* Required action *
I need each line of the entries below that includes the string "arrow".

* The records *
· · ·
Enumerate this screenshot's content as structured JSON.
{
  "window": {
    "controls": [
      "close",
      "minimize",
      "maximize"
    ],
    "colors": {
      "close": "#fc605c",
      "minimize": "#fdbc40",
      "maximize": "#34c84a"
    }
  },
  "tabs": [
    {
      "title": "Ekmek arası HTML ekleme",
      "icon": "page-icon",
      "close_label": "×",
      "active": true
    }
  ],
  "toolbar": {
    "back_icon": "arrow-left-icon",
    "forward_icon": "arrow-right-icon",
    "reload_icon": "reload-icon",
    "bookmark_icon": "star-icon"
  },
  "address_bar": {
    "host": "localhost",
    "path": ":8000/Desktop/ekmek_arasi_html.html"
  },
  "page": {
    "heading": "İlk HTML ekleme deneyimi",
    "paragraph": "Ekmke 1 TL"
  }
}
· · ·
* Output below *
    "back_icon": "arrow-left-icon",
    "forward_icon": "arrow-right-icon",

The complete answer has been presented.